What is it that fascinates people about feral children? As far back as the 1700s men and women went crazy over the idea of an individual who was raised in the wild and then drops in to civilization only later in life.
A mute, naked adolescent was discovered by a party of hunters in the German forest in 1726 – near Hamelin, of Pied Piper legend — and Wild Peter soon became the talk of Europe. His background was unknown. King George I brought him from Hanover to his court in London, where the child liked to play with acorns and grew excited over hearing a clock strike. King George himself hailed from Germany and spoke little English; perhaps that explains his sense of kinship with the boy.
Anthropology had lately come in vogue, with people bringing back accounts from foreign lands about monsters, Hottentots, unfamiliar animals. Was Peter truly human or was he more along the lines of an orangutang? He walked on all fours, after all. The press went wild, commenting on his primitive demeanor, wondering at his forest upbringing, marveling that he had become a kind of court pet.

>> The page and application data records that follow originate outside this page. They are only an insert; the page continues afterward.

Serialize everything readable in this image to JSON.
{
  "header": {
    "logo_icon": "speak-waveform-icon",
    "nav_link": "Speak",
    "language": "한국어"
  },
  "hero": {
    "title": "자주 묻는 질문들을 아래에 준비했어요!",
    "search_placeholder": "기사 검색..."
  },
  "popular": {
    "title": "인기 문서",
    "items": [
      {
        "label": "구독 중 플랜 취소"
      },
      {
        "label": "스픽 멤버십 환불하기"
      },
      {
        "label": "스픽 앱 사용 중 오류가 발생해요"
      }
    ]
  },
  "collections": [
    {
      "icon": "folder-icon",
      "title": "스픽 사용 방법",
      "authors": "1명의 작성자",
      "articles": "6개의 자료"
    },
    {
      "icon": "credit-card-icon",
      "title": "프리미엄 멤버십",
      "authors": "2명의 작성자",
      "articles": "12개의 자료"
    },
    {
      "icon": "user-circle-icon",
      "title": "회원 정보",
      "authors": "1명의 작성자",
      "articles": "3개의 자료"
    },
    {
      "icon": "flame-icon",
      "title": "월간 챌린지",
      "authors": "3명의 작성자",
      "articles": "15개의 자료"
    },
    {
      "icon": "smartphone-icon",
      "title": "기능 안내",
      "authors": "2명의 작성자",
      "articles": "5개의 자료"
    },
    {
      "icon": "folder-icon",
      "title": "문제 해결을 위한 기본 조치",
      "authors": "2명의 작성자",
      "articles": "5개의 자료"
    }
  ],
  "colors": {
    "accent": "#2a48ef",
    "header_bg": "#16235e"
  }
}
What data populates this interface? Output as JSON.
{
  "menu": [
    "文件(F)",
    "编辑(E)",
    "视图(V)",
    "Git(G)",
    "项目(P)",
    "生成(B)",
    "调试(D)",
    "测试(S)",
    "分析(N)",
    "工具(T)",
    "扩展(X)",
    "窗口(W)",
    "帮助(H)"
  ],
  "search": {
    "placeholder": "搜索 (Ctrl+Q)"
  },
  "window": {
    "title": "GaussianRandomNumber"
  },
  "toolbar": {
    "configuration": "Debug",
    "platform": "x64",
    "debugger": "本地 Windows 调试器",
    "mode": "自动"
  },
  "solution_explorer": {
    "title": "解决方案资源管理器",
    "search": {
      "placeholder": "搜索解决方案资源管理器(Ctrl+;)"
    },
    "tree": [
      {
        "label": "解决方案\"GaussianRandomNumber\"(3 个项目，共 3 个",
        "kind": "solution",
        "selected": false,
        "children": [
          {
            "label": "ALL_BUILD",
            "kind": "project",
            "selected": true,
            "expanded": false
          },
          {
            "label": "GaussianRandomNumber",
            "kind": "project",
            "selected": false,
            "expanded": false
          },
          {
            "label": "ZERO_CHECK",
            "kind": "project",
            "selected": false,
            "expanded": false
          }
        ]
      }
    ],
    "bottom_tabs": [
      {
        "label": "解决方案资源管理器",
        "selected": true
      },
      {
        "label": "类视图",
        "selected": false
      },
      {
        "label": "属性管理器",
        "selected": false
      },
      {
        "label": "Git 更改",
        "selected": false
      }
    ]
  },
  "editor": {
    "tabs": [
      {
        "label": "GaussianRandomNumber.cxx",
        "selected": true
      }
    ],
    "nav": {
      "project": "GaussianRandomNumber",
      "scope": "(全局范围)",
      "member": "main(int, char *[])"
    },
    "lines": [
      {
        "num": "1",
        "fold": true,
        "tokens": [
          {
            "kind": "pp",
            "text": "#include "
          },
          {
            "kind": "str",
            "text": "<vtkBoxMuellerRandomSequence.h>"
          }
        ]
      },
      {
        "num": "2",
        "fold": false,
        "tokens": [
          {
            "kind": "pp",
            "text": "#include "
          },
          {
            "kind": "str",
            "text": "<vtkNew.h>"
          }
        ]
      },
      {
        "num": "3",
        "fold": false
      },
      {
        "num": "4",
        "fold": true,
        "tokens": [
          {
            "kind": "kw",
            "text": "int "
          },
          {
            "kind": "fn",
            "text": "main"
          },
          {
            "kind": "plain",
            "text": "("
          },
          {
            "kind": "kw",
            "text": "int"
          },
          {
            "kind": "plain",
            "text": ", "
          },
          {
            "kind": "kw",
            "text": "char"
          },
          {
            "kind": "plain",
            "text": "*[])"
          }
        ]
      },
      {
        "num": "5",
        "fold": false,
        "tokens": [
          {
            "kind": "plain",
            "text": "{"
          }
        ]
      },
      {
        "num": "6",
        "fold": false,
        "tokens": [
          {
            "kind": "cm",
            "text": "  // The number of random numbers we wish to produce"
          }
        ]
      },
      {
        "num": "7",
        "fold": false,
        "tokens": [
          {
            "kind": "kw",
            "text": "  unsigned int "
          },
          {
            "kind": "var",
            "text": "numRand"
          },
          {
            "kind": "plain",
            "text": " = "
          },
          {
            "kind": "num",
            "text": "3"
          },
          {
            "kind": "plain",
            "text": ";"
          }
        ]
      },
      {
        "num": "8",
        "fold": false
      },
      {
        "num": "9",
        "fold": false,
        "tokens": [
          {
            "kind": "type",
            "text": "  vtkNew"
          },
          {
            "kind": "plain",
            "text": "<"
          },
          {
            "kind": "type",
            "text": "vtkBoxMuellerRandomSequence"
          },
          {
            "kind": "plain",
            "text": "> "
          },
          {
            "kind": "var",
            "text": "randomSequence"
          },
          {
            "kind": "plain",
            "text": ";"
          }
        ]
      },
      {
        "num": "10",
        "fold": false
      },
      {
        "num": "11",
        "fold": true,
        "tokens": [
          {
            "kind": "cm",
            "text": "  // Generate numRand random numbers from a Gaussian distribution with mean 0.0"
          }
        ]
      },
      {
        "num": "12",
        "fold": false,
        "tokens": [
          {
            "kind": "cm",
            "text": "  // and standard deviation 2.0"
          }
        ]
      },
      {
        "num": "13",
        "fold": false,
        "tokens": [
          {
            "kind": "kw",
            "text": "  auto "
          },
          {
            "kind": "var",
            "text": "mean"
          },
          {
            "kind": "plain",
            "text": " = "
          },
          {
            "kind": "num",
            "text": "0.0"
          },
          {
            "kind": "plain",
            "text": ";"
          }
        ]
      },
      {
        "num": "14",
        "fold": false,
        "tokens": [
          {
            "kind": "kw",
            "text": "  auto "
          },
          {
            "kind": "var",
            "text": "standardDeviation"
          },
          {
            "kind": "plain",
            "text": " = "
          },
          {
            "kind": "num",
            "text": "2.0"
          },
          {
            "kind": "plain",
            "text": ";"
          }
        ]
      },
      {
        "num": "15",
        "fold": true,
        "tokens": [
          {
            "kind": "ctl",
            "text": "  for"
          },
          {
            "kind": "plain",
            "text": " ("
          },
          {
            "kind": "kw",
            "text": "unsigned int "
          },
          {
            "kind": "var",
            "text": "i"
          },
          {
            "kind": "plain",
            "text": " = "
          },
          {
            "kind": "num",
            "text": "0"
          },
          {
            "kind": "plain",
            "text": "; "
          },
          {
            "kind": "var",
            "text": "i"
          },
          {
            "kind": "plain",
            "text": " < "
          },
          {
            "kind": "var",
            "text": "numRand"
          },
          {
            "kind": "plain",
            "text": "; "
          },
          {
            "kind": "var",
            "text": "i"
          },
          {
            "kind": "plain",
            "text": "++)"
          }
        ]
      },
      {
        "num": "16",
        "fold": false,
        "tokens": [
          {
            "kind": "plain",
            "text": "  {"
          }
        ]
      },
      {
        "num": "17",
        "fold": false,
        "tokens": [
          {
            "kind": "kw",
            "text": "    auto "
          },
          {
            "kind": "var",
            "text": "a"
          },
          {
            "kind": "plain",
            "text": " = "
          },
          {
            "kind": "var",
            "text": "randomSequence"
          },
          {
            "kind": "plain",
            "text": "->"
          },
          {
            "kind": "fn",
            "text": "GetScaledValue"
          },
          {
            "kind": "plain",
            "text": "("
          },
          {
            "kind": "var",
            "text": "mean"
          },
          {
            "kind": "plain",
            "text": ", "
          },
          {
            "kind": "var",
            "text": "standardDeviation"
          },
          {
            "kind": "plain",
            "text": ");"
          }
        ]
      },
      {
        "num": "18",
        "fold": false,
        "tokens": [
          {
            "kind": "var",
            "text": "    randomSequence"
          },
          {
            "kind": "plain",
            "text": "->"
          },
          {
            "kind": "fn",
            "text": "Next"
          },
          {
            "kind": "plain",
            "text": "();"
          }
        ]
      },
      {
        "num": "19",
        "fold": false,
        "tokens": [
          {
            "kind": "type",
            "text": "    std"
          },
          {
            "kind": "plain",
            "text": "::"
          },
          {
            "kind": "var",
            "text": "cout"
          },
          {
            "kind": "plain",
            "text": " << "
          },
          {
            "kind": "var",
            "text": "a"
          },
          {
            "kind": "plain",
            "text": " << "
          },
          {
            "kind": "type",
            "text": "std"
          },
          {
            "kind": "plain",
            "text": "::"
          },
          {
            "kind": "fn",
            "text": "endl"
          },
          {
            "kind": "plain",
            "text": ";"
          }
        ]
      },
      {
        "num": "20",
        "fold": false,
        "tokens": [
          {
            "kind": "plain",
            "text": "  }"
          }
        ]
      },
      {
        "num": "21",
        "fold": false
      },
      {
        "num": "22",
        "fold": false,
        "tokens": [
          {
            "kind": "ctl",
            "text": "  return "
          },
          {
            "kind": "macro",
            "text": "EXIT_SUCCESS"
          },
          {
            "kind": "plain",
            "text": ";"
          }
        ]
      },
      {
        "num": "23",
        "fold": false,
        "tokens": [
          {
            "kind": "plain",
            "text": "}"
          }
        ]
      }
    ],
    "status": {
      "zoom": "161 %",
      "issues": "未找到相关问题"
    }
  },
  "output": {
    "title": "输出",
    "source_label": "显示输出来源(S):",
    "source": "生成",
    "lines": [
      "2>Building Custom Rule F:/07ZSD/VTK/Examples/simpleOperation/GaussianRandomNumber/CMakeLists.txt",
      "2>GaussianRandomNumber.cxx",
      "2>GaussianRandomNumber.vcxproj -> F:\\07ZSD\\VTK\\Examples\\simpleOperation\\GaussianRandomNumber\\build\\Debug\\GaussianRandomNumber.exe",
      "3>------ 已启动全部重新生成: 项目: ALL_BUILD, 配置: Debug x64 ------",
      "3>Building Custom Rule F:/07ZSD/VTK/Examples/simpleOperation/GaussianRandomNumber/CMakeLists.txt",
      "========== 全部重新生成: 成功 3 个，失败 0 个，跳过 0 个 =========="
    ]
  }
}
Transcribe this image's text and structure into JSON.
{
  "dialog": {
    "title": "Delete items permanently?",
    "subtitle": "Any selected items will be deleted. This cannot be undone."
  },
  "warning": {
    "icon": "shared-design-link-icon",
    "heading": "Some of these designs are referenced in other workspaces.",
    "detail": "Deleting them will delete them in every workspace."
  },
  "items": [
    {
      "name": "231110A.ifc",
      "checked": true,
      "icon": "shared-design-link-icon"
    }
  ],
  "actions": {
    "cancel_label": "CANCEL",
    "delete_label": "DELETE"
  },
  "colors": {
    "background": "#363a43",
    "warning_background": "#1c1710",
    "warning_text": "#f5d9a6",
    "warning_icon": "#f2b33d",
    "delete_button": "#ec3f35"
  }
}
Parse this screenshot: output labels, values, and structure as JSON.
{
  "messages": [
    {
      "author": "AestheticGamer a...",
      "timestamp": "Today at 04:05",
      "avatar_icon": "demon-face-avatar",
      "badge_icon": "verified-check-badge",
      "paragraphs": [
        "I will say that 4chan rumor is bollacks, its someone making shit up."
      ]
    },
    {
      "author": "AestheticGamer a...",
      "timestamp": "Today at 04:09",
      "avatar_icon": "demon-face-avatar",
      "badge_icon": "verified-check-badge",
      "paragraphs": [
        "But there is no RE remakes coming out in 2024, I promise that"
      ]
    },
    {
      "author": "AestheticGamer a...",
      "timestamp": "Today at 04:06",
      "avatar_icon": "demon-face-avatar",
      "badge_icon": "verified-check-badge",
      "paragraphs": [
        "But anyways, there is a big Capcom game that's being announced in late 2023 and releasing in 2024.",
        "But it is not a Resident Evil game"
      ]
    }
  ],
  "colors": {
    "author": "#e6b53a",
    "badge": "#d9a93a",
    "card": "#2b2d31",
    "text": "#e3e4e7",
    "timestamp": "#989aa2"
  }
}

This mysterious creature inspired satiric commentary by Swift and a pamphlet by Daniel Defoe, who proclaimed him the only truly sensible person alive. The painter William Kent included Peter in a mural of the royal court that even today hangs beside a staircase at Kensington Palace, with the wild child modeling a civilized green coat, grasping a bunch of oak leaves and acorns. His likeness also graced a celebrated wax museum. Wild Peter never spoke, but he became an expert pick-pocket.